The firm expects to have data from the trial by the second half of this year, Rhodes told BioWorld Today. Following the completion of that trial, Alnylam expects to begin a trial of ALN-RSV01 in pediatric patients with RSV, he noted.
Results reported by Alnylam of a double-blind, randomized, placebo-controlled Phase II trial, known as GEMINI, showed that intranasally administered ALN-RSV01 demonstrated statistically significant antiviral efficacy with about a 40 percent relative reduction in RSV infection rate and a 95 percent increase in the number of infection-free patients compared with placebo.
The company's RSV-specific RNAi program also includes other potent and specific second-generation RNAi-based RSV inhibitors in preclinical development.
RSV is a common, highly contagious virus that causes infections in both the upper- and lower respiratory tract in children and adults, Rhodes explained.
There are about 18 million infections reported annually in most developed countries, resulting in about 1 million hospitalizations, he said.
In the U.S. alone, there are about 125,000 pediatric and 175,000 adult hospitalizations annually attributed to RSV, Rhodes said.
While RSV infection typically results in cold-like symptoms, it can lead to more serious respiratory illnesses such as croup, pneumonia and bronchiolitis, and in some cases, be deadly.
RSV infection in infants also has been linked to the development of childhood asthma.
There currently are no treatments that are broadly used to successfully treat RSV, Rhodes noted.
Pediatric patients especially, said Steven Gilman, Cubists' chief scientific officer, are "in dire need" of an effective treatment for the infection.
"RSV is an important disease for children, and there is a very large unmet medical need," he told BioWorld Today.
Given the RSV program's potential to be used in a fairly broad outpatient population, Rhodes said, it was always Alnylam's strategy to partner it.
"At this stage, we don't plan to build a broad outpatient commercial organization at this point in the company's development," he said.
Alnylam had a "broad range" of discussions with several pharmaceutical companies ranging from large multinational pharma companies to local biopharmaceutical firms.
Rhodes said his firm chose Cubist to partner on the RSV RNAi program because of its expertise in acute care and infectious disease products.

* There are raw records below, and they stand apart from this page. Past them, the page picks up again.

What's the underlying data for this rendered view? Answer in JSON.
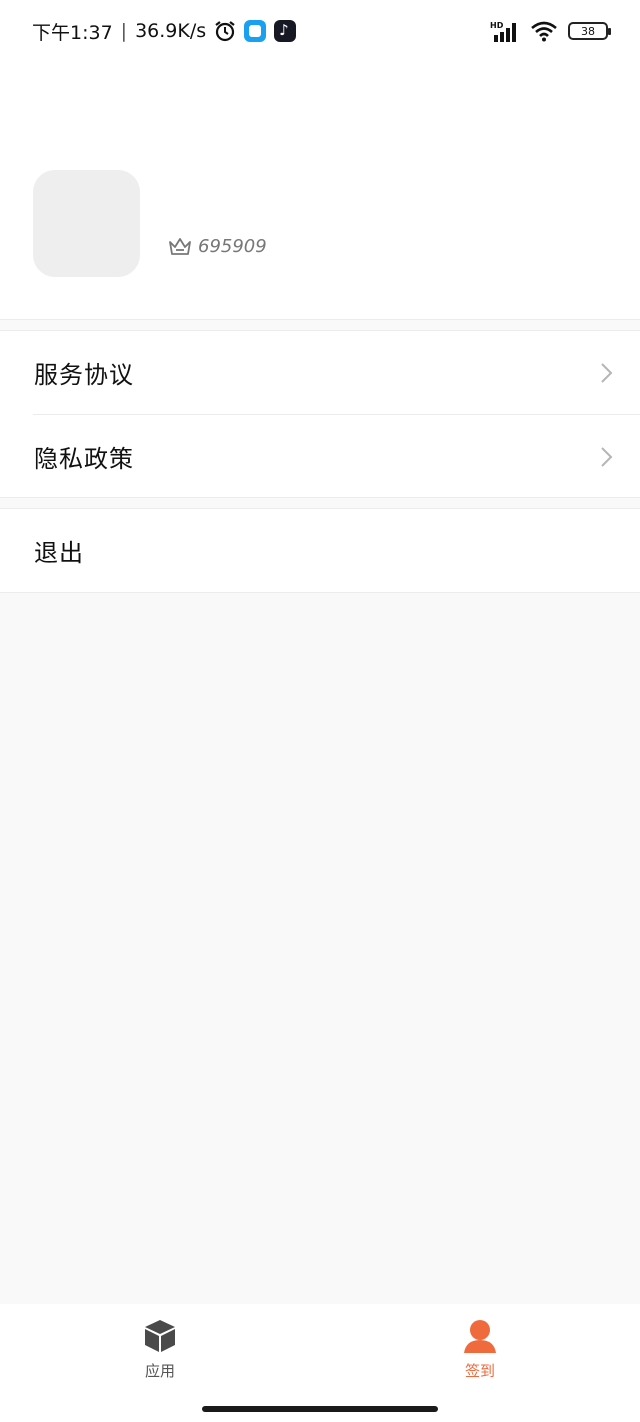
{
  "status_bar": {
    "time": "下午1:37",
    "net_speed": "36.9K/s",
    "network": "HD",
    "battery": "38",
    "icons": [
      "alarm-icon",
      "message-app-icon",
      "tiktok-app-icon",
      "signal-icon",
      "wifi-icon",
      "battery-icon"
    ]
  },
  "profile": {
    "user_id": "695909",
    "id_icon": "crown-icon"
  },
  "menu": {
    "items": [
      {
        "label": "服务协议"
      },
      {
        "label": "隐私政策"
      }
    ],
    "logout_label": "退出"
  },
  "tabbar": {
    "tabs": [
      {
        "label": "应用",
        "icon": "box-icon",
        "active": false
      },
      {
        "label": "签到",
        "icon": "person-icon",
        "active": true
      }
    ]
  },
  "colors": {
    "accent": "#ef6a3d",
    "background": "#f9f9f9",
    "surface": "#ffffff"
  }
}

He noted Cubist's success in commercializing Cubicin (daptomycin for injection), the first antibiotic in a new class of anti-infectives called lipopeptides.
Cubist also has an agreement with London-based AstraZeneca plc to handle U.S. hospital sales for its intravenous antibiotic Merrem (meropenem for injection).
Cubist's product pipeline also includes ecallantide, a recombinant human protein in Phase II clinical trials for the prevention of blood loss during cardiothoracic surgery, and two development programs for drugs to treat Gram-negative infections and Clostridium difficile-associated diarrhea.
In addition, Rhodes said, Cubist is located just "15 minutes west" of Alnylam.
"So if you are going to have a partner where they are in a true 50-50 deal where you have to be working together to co-develop the product, it's obviously helpful to have them be local," he said.
Beyond the location, Rhodes said, the firms have a "culture similarity" that makes them "very compatible."
"Cubist is a superb partner," he added.
The deal "sits well" with Cubist's strategy to build its pipeline, Gilman said.
"We are very excited about the progress of RNAi therapeutics. This is a new area of science and new technology. The science together with the medical need for RSV will be a very dramatic, potentially exciting and rewarding program for us," he noted.
Analyst Thomas Russo, of R.W. Baird & Co., called Alnylam's partnership with Cubist "another disciplined deal" for the RSV RNAi program.
"We like it," he said.
But Piper Jaffray analyst Edward A. Tenthoff called the deal's terms "disappointing."
"In comparison, Kyowa paid $15 million up front plus $78 million in potential milestones last June for Asian rights, indicating that the value of the RSV program has declined," he said in a research note.